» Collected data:

# # # # #

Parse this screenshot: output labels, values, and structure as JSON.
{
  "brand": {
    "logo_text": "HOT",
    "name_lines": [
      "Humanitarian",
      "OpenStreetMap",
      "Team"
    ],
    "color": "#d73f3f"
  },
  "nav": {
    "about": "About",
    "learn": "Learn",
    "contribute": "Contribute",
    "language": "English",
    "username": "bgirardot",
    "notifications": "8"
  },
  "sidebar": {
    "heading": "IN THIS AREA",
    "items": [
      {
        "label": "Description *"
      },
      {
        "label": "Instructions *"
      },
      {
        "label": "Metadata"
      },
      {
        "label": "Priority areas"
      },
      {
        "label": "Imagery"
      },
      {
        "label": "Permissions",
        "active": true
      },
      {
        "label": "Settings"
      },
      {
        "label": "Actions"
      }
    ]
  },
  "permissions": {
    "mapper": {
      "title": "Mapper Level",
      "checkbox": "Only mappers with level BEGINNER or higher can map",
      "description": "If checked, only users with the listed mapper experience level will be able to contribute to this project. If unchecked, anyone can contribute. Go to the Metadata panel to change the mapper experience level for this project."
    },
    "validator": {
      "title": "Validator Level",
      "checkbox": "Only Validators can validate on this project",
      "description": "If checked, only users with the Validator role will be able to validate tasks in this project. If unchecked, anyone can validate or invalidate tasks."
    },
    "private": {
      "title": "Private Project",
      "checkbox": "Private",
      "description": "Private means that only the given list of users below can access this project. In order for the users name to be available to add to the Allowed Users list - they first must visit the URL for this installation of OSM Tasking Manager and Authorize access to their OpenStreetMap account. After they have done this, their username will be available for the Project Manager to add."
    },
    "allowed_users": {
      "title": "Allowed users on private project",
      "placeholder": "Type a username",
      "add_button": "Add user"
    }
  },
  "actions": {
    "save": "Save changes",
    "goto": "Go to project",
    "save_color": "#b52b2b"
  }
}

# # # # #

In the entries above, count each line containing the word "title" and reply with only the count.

4